╭──
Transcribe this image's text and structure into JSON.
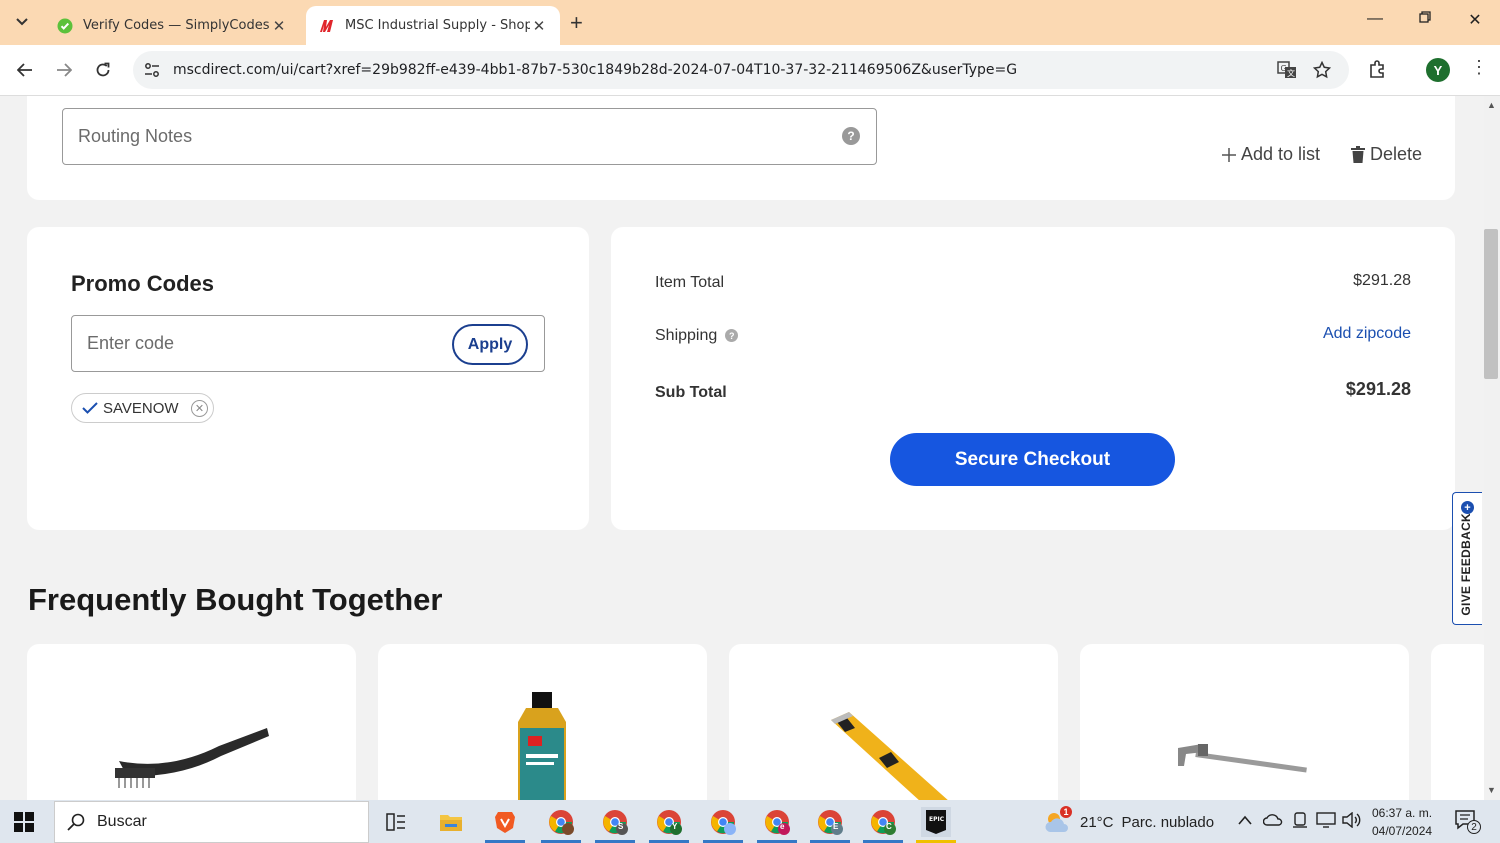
{
  "browser": {
    "tabs": [
      {
        "title": "Verify Codes — SimplyCodes",
        "active": false,
        "icon": "simplycodes-favicon"
      },
      {
        "title": "MSC Industrial Supply - Shoppi",
        "active": true,
        "icon": "msc-favicon"
      }
    ],
    "url": "mscdirect.com/ui/cart?xref=29b982ff-e439-4bb1-87b7-530c1849b28d-2024-07-04T10-37-32-211469506Z&userType=G",
    "profile_initial": "Y",
    "new_tab_symbol": "+"
  },
  "routing": {
    "placeholder": "Routing Notes",
    "help_symbol": "?",
    "add_to_list": "Add to list",
    "delete": "Delete"
  },
  "promo": {
    "title": "Promo Codes",
    "placeholder": "Enter code",
    "apply_label": "Apply",
    "applied_code": "SAVENOW"
  },
  "summary": {
    "item_total_label": "Item Total",
    "item_total_value": "$291.28",
    "shipping_label": "Shipping",
    "shipping_value": "Add zipcode",
    "subtotal_label": "Sub Total",
    "subtotal_value": "$291.28",
    "checkout_label": "Secure Checkout",
    "info_symbol": "?"
  },
  "frequently_bought": {
    "heading": "Frequently Bought Together",
    "products": [
      {
        "icon": "wire-brush-image"
      },
      {
        "icon": "cutting-fluid-bottle-image"
      },
      {
        "icon": "utility-knife-image"
      },
      {
        "icon": "pipe-wrench-image"
      }
    ]
  },
  "feedback": {
    "label": "GIVE FEEDBACK",
    "plus": "+"
  },
  "taskbar": {
    "search_label": "Buscar",
    "weather_temp": "21°C",
    "weather_desc": "Parc. nublado",
    "weather_alert": "1",
    "time": "06:37 a. m.",
    "date": "04/07/2024",
    "notification_count": "2",
    "chrome_profile_letters": [
      "S",
      "Y",
      "e",
      "E",
      "C"
    ]
  },
  "colors": {
    "tabbar": "#fbd9b3",
    "checkout_button": "#1656e0",
    "link": "#1b4fb0",
    "page_bg": "#f2f2f2"
  }
}
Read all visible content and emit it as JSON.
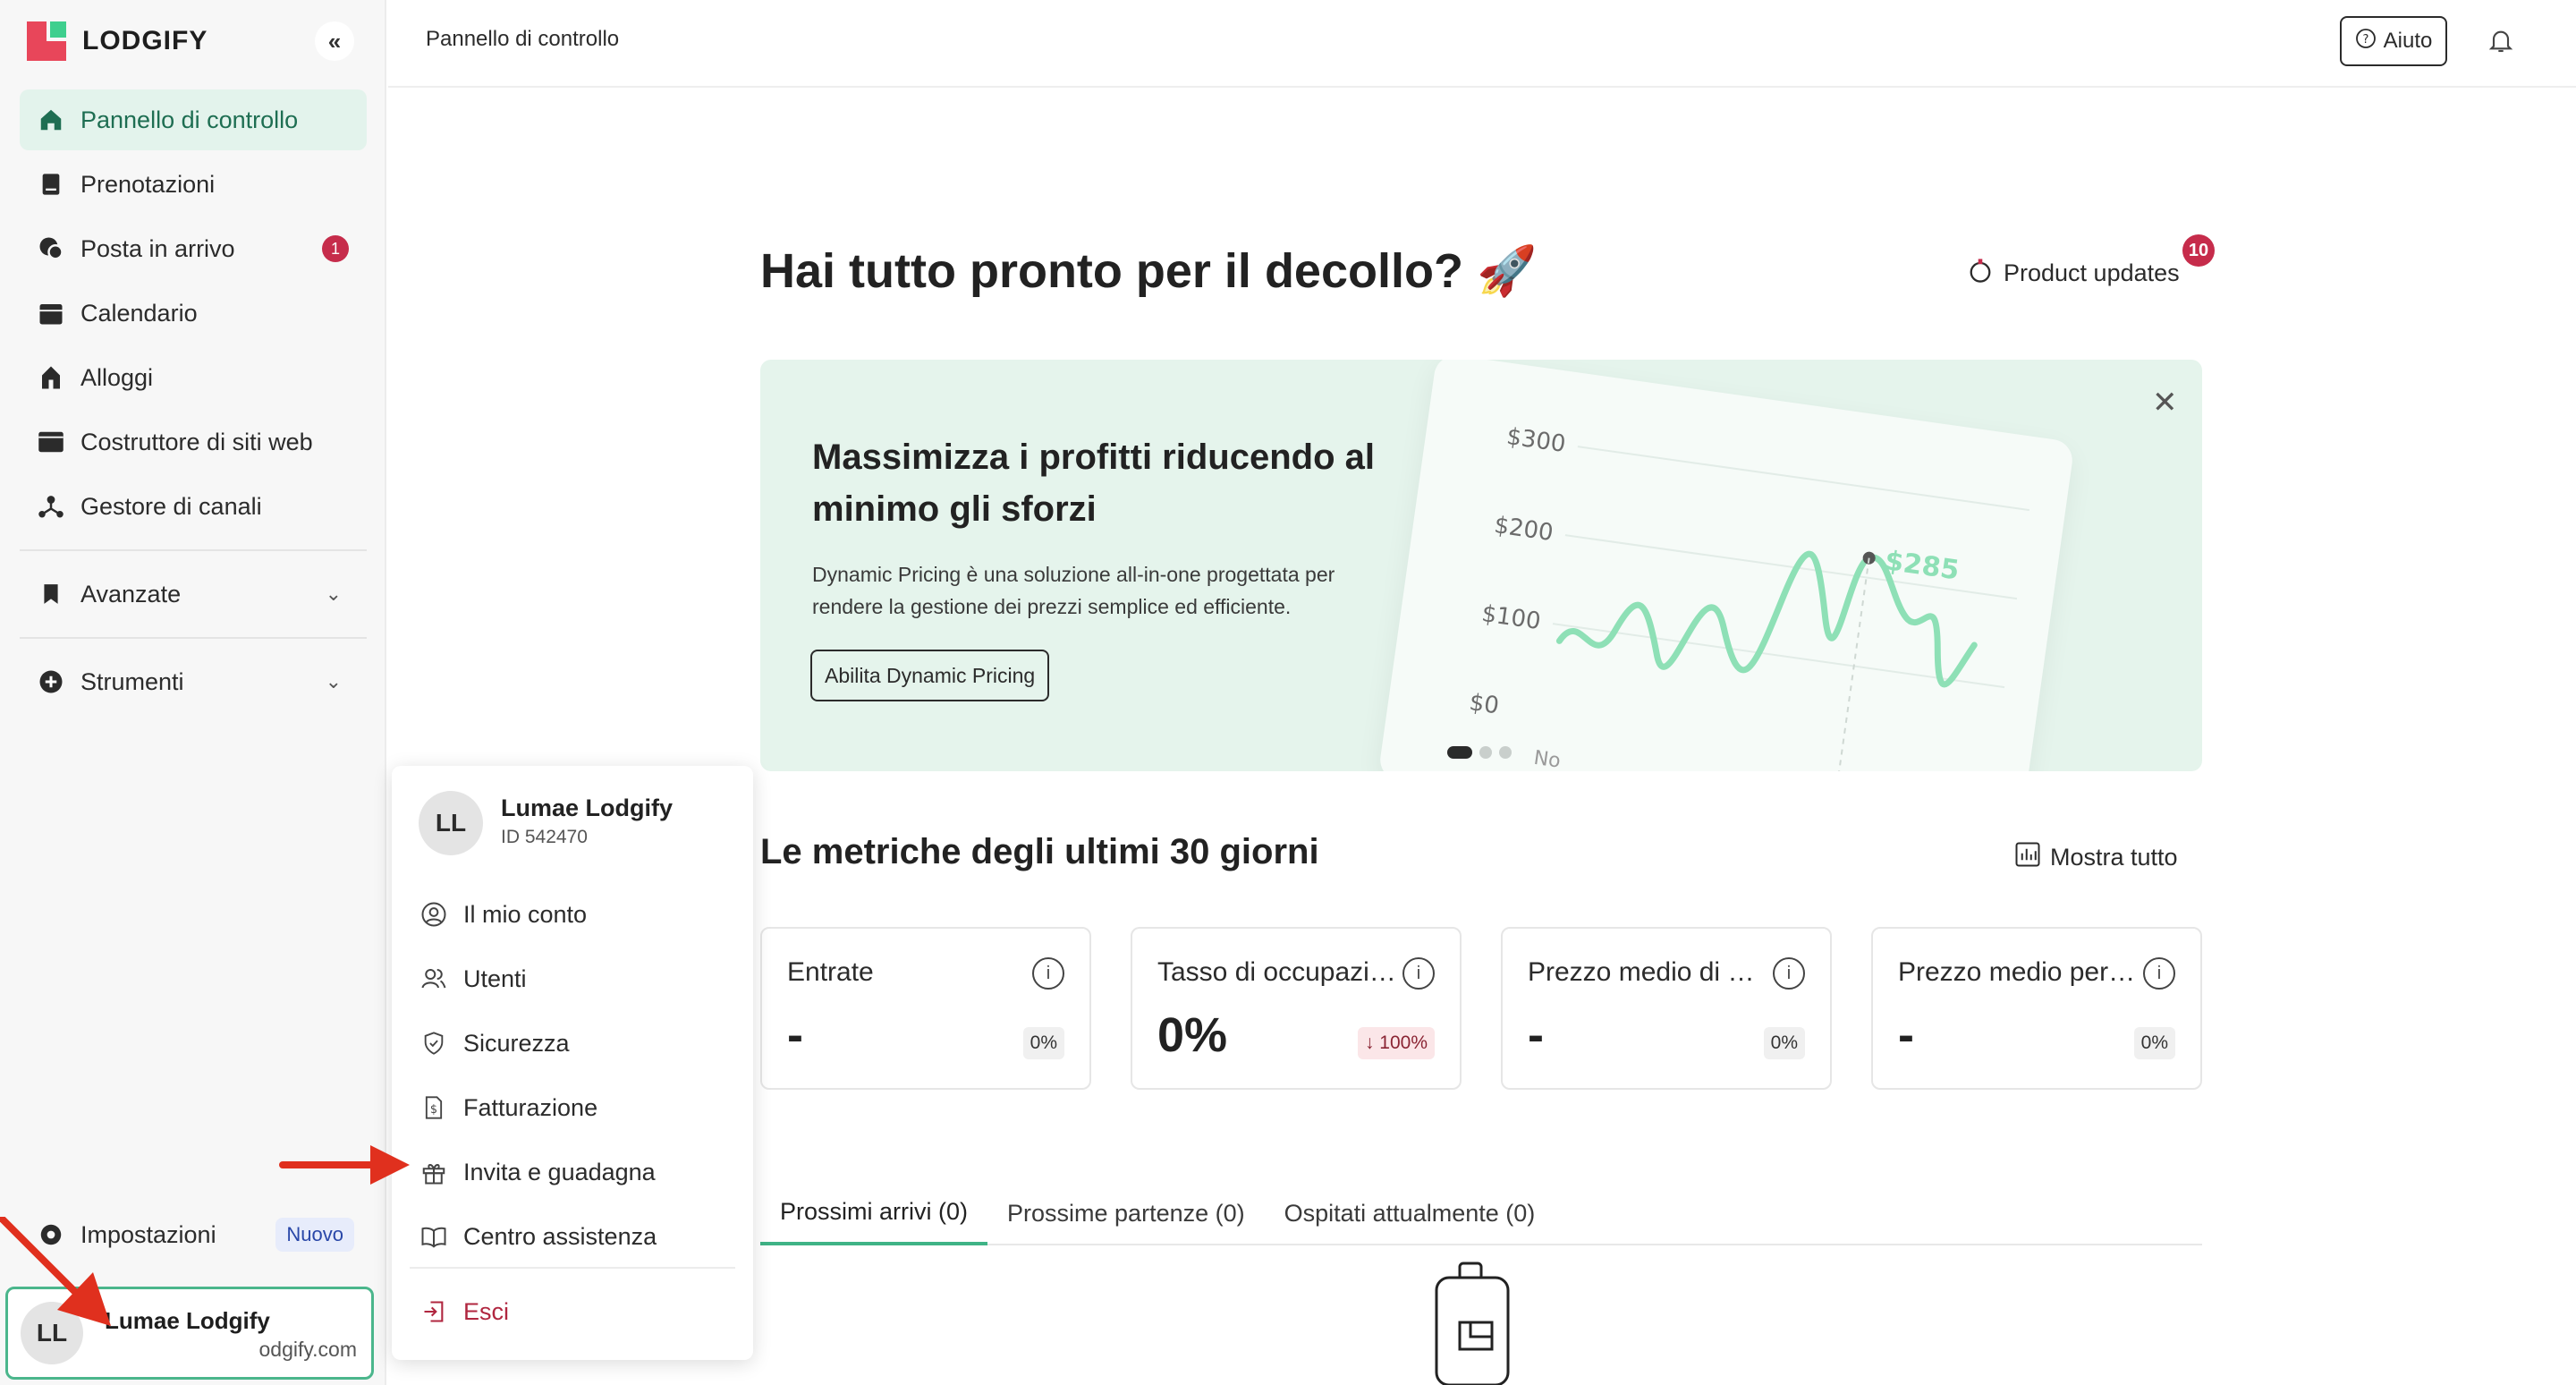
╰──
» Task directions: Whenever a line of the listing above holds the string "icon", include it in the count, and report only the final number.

» Exercise result: 6